Listed records ::
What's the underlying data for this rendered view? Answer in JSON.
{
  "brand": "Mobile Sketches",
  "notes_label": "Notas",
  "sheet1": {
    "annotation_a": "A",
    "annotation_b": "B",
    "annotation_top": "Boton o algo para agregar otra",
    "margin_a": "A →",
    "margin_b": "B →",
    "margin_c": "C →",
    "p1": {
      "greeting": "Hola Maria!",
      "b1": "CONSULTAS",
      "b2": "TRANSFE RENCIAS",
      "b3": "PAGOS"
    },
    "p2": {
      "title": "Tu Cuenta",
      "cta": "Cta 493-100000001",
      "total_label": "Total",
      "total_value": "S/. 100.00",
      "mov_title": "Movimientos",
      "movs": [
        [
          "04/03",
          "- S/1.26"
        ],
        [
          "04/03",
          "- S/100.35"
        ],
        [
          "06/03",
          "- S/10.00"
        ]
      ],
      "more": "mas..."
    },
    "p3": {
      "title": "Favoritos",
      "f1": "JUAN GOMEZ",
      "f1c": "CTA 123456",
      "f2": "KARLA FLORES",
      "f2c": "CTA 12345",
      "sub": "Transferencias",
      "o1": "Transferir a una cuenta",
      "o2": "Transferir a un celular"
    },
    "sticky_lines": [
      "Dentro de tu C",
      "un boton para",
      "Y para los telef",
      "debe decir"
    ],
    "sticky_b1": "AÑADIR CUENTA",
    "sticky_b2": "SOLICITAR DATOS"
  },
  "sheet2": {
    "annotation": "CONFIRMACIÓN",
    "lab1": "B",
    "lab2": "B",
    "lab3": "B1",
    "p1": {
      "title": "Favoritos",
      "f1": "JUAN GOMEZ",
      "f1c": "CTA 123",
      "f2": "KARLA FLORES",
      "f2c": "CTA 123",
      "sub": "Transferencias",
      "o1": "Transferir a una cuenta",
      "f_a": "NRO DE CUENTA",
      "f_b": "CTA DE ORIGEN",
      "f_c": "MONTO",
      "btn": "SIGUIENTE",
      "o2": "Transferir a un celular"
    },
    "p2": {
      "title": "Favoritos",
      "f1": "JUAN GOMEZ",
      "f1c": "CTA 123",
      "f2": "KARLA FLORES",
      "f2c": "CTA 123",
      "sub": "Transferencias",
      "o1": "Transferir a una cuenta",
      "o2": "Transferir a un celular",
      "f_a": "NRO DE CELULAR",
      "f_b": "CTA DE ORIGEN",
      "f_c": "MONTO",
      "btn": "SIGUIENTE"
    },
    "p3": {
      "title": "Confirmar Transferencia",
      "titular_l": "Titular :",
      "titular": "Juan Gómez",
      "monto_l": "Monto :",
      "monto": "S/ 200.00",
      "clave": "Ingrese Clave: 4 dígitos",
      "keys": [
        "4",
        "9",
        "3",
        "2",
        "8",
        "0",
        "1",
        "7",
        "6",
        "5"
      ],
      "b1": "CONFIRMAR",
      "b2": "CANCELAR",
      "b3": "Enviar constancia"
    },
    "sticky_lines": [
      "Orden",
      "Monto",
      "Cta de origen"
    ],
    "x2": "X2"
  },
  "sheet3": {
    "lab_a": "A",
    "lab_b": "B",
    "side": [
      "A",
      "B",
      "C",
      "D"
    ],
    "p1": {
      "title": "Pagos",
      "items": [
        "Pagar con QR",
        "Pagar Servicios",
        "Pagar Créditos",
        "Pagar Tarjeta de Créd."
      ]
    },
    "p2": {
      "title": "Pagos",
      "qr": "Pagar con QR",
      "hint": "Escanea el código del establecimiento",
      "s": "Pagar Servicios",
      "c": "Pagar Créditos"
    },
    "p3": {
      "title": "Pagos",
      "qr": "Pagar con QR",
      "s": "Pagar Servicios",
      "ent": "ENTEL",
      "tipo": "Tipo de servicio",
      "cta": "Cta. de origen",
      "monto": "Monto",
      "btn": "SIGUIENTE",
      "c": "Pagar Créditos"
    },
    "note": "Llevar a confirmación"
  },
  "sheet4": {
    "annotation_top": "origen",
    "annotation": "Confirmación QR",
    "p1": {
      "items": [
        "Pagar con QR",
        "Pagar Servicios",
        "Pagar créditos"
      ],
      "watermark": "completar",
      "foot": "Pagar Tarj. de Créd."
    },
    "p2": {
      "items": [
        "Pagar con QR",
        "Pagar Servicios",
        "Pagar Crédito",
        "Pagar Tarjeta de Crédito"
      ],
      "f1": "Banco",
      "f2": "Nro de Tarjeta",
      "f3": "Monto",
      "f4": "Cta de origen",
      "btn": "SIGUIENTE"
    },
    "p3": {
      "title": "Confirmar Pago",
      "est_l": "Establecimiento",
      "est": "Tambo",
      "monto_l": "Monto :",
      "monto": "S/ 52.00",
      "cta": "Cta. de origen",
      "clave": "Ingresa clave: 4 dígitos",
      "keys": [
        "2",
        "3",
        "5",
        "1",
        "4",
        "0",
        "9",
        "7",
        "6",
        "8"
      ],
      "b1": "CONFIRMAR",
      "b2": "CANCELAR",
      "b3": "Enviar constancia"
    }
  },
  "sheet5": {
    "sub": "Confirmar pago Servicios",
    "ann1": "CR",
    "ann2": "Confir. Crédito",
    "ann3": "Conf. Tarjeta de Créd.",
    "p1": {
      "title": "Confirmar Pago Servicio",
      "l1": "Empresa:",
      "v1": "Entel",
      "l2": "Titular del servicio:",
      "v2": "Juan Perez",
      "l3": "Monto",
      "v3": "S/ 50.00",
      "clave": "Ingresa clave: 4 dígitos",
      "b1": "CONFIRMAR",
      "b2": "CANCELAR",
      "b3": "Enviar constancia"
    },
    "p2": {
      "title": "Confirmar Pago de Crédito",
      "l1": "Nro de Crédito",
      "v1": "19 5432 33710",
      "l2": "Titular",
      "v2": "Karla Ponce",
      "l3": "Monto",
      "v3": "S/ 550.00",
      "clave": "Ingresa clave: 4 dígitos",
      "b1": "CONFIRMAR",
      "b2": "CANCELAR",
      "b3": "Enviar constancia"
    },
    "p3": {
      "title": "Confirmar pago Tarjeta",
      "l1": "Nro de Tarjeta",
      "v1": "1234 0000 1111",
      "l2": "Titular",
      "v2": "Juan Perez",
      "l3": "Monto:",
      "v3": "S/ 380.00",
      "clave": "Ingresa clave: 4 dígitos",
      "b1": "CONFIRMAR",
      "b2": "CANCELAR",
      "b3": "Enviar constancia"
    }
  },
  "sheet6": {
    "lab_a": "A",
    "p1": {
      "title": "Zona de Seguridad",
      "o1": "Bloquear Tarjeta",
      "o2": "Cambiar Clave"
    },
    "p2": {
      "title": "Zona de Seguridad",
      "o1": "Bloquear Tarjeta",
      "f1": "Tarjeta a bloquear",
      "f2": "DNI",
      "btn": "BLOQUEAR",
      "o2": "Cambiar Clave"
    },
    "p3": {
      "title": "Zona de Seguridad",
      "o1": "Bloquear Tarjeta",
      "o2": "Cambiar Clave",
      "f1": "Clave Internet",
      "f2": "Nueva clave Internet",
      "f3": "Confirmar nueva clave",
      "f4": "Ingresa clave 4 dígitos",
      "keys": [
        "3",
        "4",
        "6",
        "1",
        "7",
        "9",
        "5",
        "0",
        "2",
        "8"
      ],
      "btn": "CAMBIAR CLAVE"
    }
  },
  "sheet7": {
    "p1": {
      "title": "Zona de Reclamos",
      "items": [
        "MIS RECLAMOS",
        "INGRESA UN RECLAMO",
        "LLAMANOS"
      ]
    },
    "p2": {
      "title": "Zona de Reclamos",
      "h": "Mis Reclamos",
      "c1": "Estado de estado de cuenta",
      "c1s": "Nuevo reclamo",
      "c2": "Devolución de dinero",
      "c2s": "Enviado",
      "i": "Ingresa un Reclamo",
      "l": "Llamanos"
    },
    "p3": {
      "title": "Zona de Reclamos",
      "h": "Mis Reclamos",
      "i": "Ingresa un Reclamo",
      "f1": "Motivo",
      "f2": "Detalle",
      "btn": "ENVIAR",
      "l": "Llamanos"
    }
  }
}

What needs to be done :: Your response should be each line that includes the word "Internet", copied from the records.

Written answer ::
      "f1": "Clave Internet",
      "f2": "Nueva clave Internet",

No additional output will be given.